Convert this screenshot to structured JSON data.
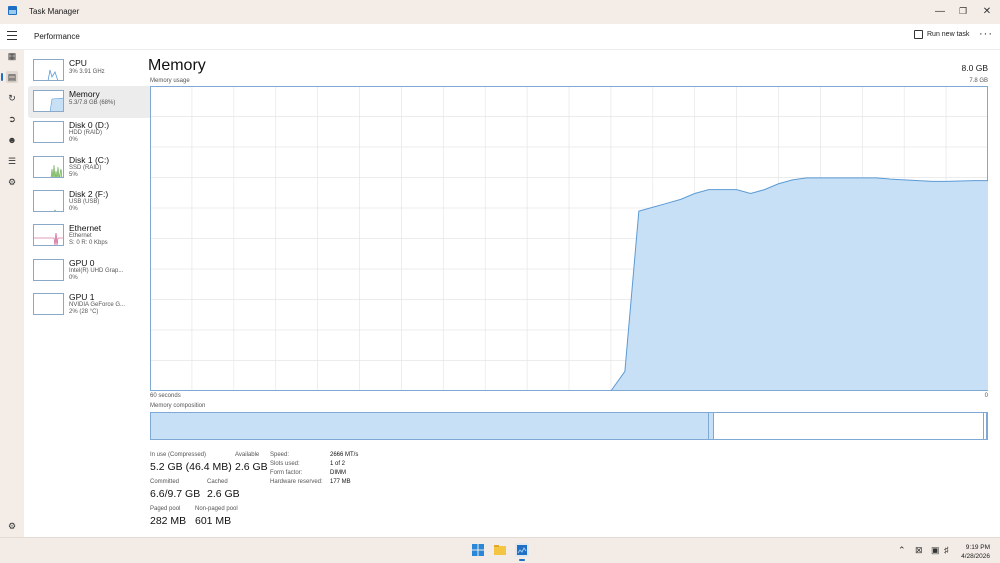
{
  "window": {
    "title": "Task Manager"
  },
  "header": {
    "page": "Performance",
    "run_new_task": "Run new task",
    "more": "···"
  },
  "resources": [
    {
      "name": "CPU",
      "sub1": "3%  3.91 GHz",
      "sub2": ""
    },
    {
      "name": "Memory",
      "sub1": "5.3/7.8 GB (68%)",
      "sub2": ""
    },
    {
      "name": "Disk 0 (D:)",
      "sub1": "HDD (RAID)",
      "sub2": "0%"
    },
    {
      "name": "Disk 1 (C:)",
      "sub1": "SSD (RAID)",
      "sub2": "5%"
    },
    {
      "name": "Disk 2 (F:)",
      "sub1": "USB (USB)",
      "sub2": "0%"
    },
    {
      "name": "Ethernet",
      "sub1": "Ethernet",
      "sub2": "S: 0  R: 0 Kbps"
    },
    {
      "name": "GPU 0",
      "sub1": "Intel(R) UHD Grap...",
      "sub2": "0%"
    },
    {
      "name": "GPU 1",
      "sub1": "NVIDIA GeForce G...",
      "sub2": "2% (28 °C)"
    }
  ],
  "detail": {
    "title": "Memory",
    "total": "8.0 GB",
    "usage_label": "Memory usage",
    "usage_max": "7.8 GB",
    "axis_left": "60 seconds",
    "axis_right": "0",
    "composition_label": "Memory composition",
    "stats": {
      "in_use_label": "In use (Compressed)",
      "in_use_value": "5.2 GB (46.4 MB)",
      "available_label": "Available",
      "available_value": "2.6 GB",
      "committed_label": "Committed",
      "committed_value": "6.6/9.7 GB",
      "cached_label": "Cached",
      "cached_value": "2.6 GB",
      "paged_label": "Paged pool",
      "paged_value": "282 MB",
      "nonpaged_label": "Non-paged pool",
      "nonpaged_value": "601 MB"
    },
    "hw": {
      "speed_label": "Speed:",
      "speed_value": "2666 MT/s",
      "slots_label": "Slots used:",
      "slots_value": "1 of 2",
      "form_label": "Form factor:",
      "form_value": "DIMM",
      "reserved_label": "Hardware reserved:",
      "reserved_value": "177 MB"
    }
  },
  "chart_data": {
    "type": "area",
    "x": [
      60,
      56,
      52,
      48,
      44,
      40,
      36,
      34,
      33,
      32,
      30,
      28,
      27,
      26,
      25,
      24,
      23,
      22,
      21,
      20,
      19,
      18,
      17,
      16,
      15,
      14,
      13,
      12,
      11,
      10,
      9,
      8,
      7,
      6,
      5,
      4,
      3,
      2,
      1,
      0
    ],
    "values": [
      0,
      0,
      0,
      0,
      0,
      0,
      0,
      0,
      0,
      0,
      0,
      0,
      0,
      0.5,
      4.6,
      4.7,
      4.8,
      4.9,
      5.05,
      5.15,
      5.15,
      5.15,
      5.05,
      5.15,
      5.3,
      5.4,
      5.45,
      5.45,
      5.45,
      5.45,
      5.45,
      5.45,
      5.42,
      5.4,
      5.38,
      5.36,
      5.36,
      5.37,
      5.38,
      5.38
    ],
    "ylim": [
      0,
      7.8
    ],
    "xlim": [
      60,
      0
    ],
    "grid": true,
    "color": "#c8e0f6",
    "line_color": "#5b9bd5"
  },
  "composition": [
    {
      "name": "In use",
      "fraction": 0.668,
      "color": "#c8e0f6"
    },
    {
      "name": "Modified",
      "fraction": 0.006,
      "color": "#c8e0f6"
    },
    {
      "name": "Standby",
      "fraction": 0.322,
      "color": "#ffffff"
    },
    {
      "name": "Free",
      "fraction": 0.004,
      "color": "#ffffff"
    }
  ],
  "taskbar": {
    "time": "9:19 PM",
    "date": "4/28/2026"
  },
  "colors": {
    "accent": "#1f6fc4",
    "graph_fill": "#c8e0f6",
    "graph_line": "#5b9bd5",
    "grid": "#e6e6e6"
  }
}
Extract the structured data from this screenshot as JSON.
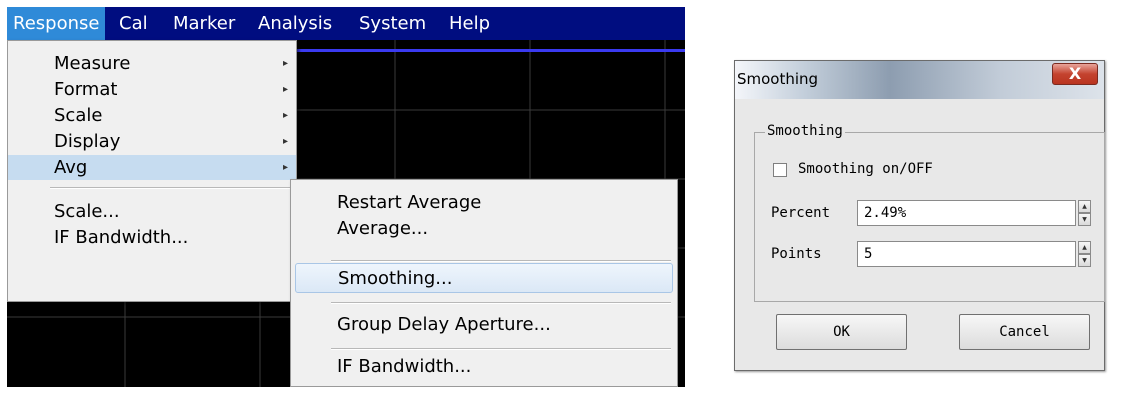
{
  "menubar": {
    "items": [
      "Response",
      "Cal",
      "Marker",
      "Analysis",
      "System",
      "Help"
    ],
    "active": "Response"
  },
  "response_menu": {
    "items": [
      {
        "label": "Measure",
        "submenu": true
      },
      {
        "label": "Format",
        "submenu": true
      },
      {
        "label": "Scale",
        "submenu": true
      },
      {
        "label": "Display",
        "submenu": true
      },
      {
        "label": "Avg",
        "submenu": true,
        "highlighted": true
      },
      {
        "label": "Scale...",
        "submenu": false
      },
      {
        "label": "IF Bandwidth...",
        "submenu": false
      }
    ],
    "arrow_glyph": "▸"
  },
  "avg_submenu": {
    "items": [
      {
        "label": "Restart Average"
      },
      {
        "label": "Average..."
      },
      {
        "label": "Smoothing...",
        "highlighted": true
      },
      {
        "label": "Group Delay Aperture..."
      },
      {
        "label": "IF Bandwidth..."
      }
    ]
  },
  "dialog": {
    "title": "Smoothing",
    "close_glyph": "X",
    "group_label": "Smoothing",
    "checkbox_label": "Smoothing on/OFF",
    "checkbox_checked": false,
    "percent_label": "Percent",
    "percent_value": "2.49%",
    "points_label": "Points",
    "points_value": "5",
    "spin_up": "▲",
    "spin_down": "▼",
    "ok_label": "OK",
    "cancel_label": "Cancel"
  },
  "colors": {
    "menubar_bg": "#000d80",
    "menubar_active": "#2f8ad8",
    "menu_bg": "#f0f0f0",
    "menu_highlight": "#c6dcf0",
    "graticule": "#3a3a3a",
    "close_button": "#c4432f"
  }
}
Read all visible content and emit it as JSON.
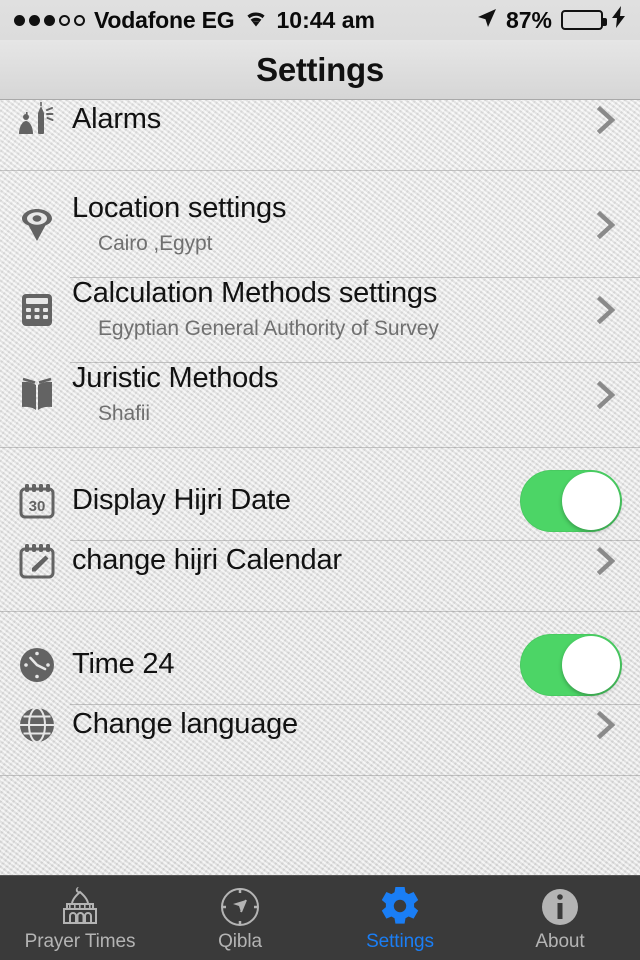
{
  "status_bar": {
    "signal_dots_total": 5,
    "signal_dots_filled": 3,
    "carrier": "Vodafone EG",
    "wifi_icon": "wifi-icon",
    "time": "10:44 am",
    "location_icon": "location-arrow-icon",
    "battery_percent": "87%",
    "battery_level": 85,
    "charging_icon": "lightning-bolt-icon",
    "battery_color": "#4cd964"
  },
  "navbar": {
    "title": "Settings"
  },
  "sections": [
    {
      "rows": [
        {
          "icon": "mosque-minaret-icon",
          "title": "Alarms",
          "subtitle": "",
          "accessory": "chevron"
        }
      ]
    },
    {
      "rows": [
        {
          "icon": "location-pin-eye-icon",
          "title": "Location settings",
          "subtitle": "Cairo ,Egypt",
          "accessory": "chevron"
        },
        {
          "icon": "calculator-icon",
          "title": "Calculation Methods settings",
          "subtitle": "Egyptian General Authority of Survey",
          "accessory": "chevron"
        },
        {
          "icon": "open-book-icon",
          "title": "Juristic Methods",
          "subtitle": "Shafii",
          "accessory": "chevron"
        }
      ]
    },
    {
      "rows": [
        {
          "icon": "calendar-30-icon",
          "title": "Display Hijri Date",
          "subtitle": "",
          "accessory": "toggle",
          "toggle_on": true
        },
        {
          "icon": "calendar-pencil-icon",
          "title": "change hijri Calendar",
          "subtitle": "",
          "accessory": "chevron"
        }
      ]
    },
    {
      "rows": [
        {
          "icon": "clock-icon",
          "title": "Time 24",
          "subtitle": "",
          "accessory": "toggle",
          "toggle_on": true
        },
        {
          "icon": "globe-icon",
          "title": "Change language",
          "subtitle": "",
          "accessory": "chevron"
        }
      ]
    }
  ],
  "tabbar": {
    "active_color": "#1a7ef5",
    "inactive_color": "#b4b4b4",
    "tabs": [
      {
        "icon": "mosque-icon",
        "label": "Prayer Times",
        "active": false
      },
      {
        "icon": "compass-icon",
        "label": "Qibla",
        "active": false
      },
      {
        "icon": "gear-icon",
        "label": "Settings",
        "active": true
      },
      {
        "icon": "info-circle-icon",
        "label": "About",
        "active": false
      }
    ]
  }
}
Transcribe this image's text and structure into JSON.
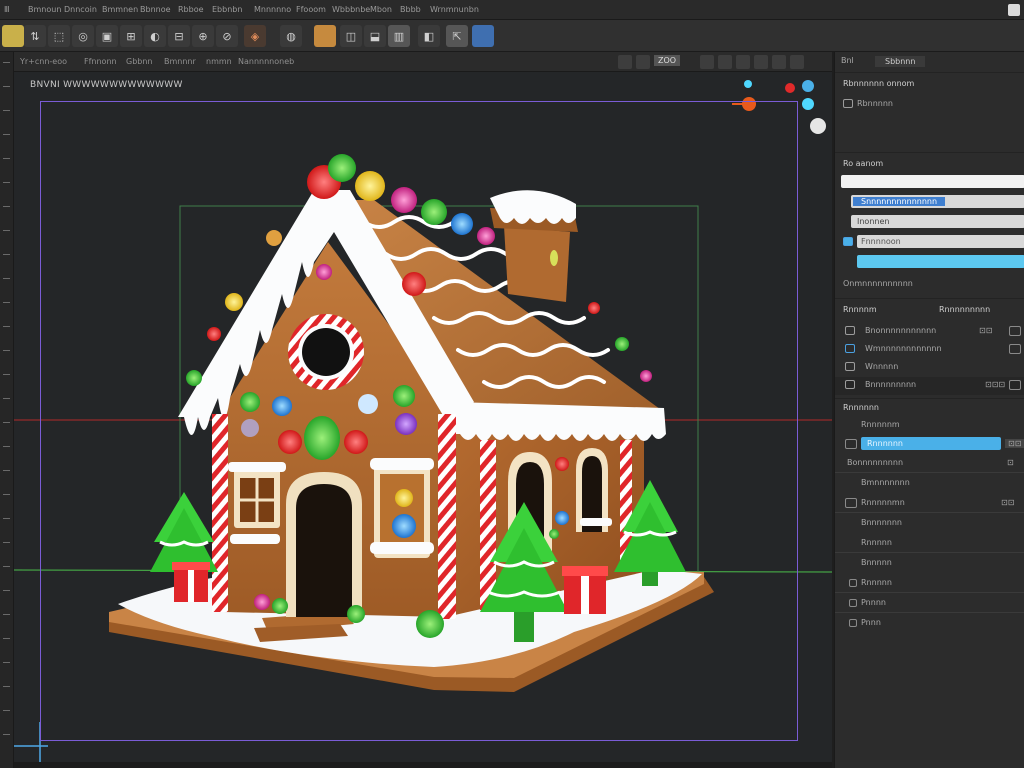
{
  "menu": {
    "items": [
      "Ⅲ",
      "Bmnoun",
      "Dnncoin",
      "Bmmnen",
      "Bbnnoe",
      "Rbboe",
      "Ebbnbn",
      "Mnnnnno",
      "Ffooom",
      "Wbbbnbe",
      "Mbon",
      "Bbbb",
      "Wrnmnunbn"
    ]
  },
  "toolbar": {
    "buttons": [
      "▤",
      "⇅",
      "⬚",
      "◎",
      "▣",
      "⊞",
      "◐",
      "⊟",
      "⊕",
      "⊘",
      "◈",
      "◍",
      "▦",
      "◫",
      "⬓",
      "▥",
      "◧",
      "⇱",
      "◩",
      "◪"
    ]
  },
  "viewport_header": {
    "labels": [
      "Yr+cnn-eoo",
      "Ffnnonn",
      "Gbbnn",
      "Bmnnnr",
      "nmmn",
      "Nannnnnoneb"
    ],
    "right_readout": [
      "⊞",
      "⊡",
      "ZOO",
      "⊟",
      "⊕",
      "⊘"
    ]
  },
  "viewport": {
    "view_name": "BNVNI WWWWWWWWWWWWW",
    "axis_colors": {
      "x": "#d23a3a",
      "y": "#4bbd4b",
      "frame": "#7a5cd6"
    }
  },
  "right_panel": {
    "tab_label": "Bnl",
    "tab_active": "Sbbnnn",
    "header": "Rbnnnnnn onnom",
    "sub_item": "Rbnnnnn",
    "material_section": "Ro aanom",
    "material_rows": [
      "Snnnnnnnnnnnnnn",
      "Inonnen",
      "Fnnnnoon"
    ],
    "material_footer": "Onmnnnnnnnnnn",
    "outliner_header": [
      "Rnnnnm",
      "Rnnnnnnnnn"
    ],
    "outliner_rows": [
      "Bnonnnnnnnnnnn",
      "Wmnnnnnnnnnnnn",
      "Wnnnnn",
      "Bnnnnnnnnn"
    ],
    "props_header": "Rnnnnnn",
    "props_rows": [
      "Rnnnnnm",
      "Rnnnnnn",
      "Bonnnnnnnnn",
      "Bmnnnnnnn",
      "Rnnnnnmn",
      "Bnnnnnnn",
      "Rnnnnn",
      "Bnnnnn",
      "Rnnnnn",
      "Pnnnn",
      "Pnnn"
    ],
    "values": [
      "⊡⊡",
      "⊡",
      "⊡⊡",
      "⊡⊡⊡",
      "⊡⊡"
    ],
    "colors": {
      "accent": "#4ab0e8",
      "panel": "#2c2c2c"
    }
  }
}
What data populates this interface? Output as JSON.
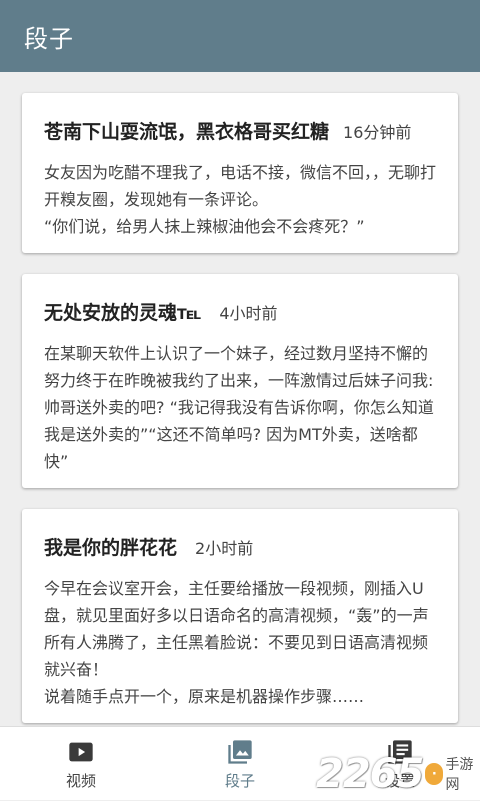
{
  "header": {
    "title": "段子"
  },
  "posts": [
    {
      "title": "苍南下山耍流氓，黑衣格哥买红糖",
      "time": "16分钟前",
      "body": "女友因为吃醋不理我了，电话不接，微信不回，，无聊打开糗友圈，发现她有一条评论。\n“你们说，给男人抹上辣椒油他会不会疼死？”"
    },
    {
      "title": "无处安放的灵魂℡",
      "time": "4小时前",
      "body": "在某聊天软件上认识了一个妹子，经过数月坚持不懈的努力终于在昨晚被我约了出来，一阵激情过后妹子问我:帅哥送外卖的吧? “我记得我没有告诉你啊，你怎么知道我是送外卖的”“这还不简单吗? 因为MT外卖，送啥都快”"
    },
    {
      "title": "我是你的胖花花",
      "time": "2小时前",
      "body": "今早在会议室开会，主任要给播放一段视频，刚插入U盘，就见里面好多以日语命名的高清视频，“轰”的一声所有人沸腾了，主任黑着脸说：不要见到日语高清视频就兴奋！\n说着随手点开一个，原来是机器操作步骤……"
    }
  ],
  "bottom_nav": {
    "items": [
      {
        "label": "视频",
        "icon": "play-icon"
      },
      {
        "label": "段子",
        "icon": "image-icon",
        "active": true
      },
      {
        "label": "设置",
        "icon": "settings-list-icon"
      }
    ]
  },
  "watermark": {
    "number": "2265",
    "badge": "·",
    "text": "手游网"
  },
  "colors": {
    "header_bg": "#607d8b",
    "active_nav": "#607d8b",
    "card_bg": "#ffffff",
    "page_bg": "#eeeeee"
  }
}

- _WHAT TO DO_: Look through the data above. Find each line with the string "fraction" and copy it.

- _SOLUTION BELOW_:
      "fraction": 0.668,
      "fraction": 0.006,
      "fraction": 0.322,
      "fraction": 0.004,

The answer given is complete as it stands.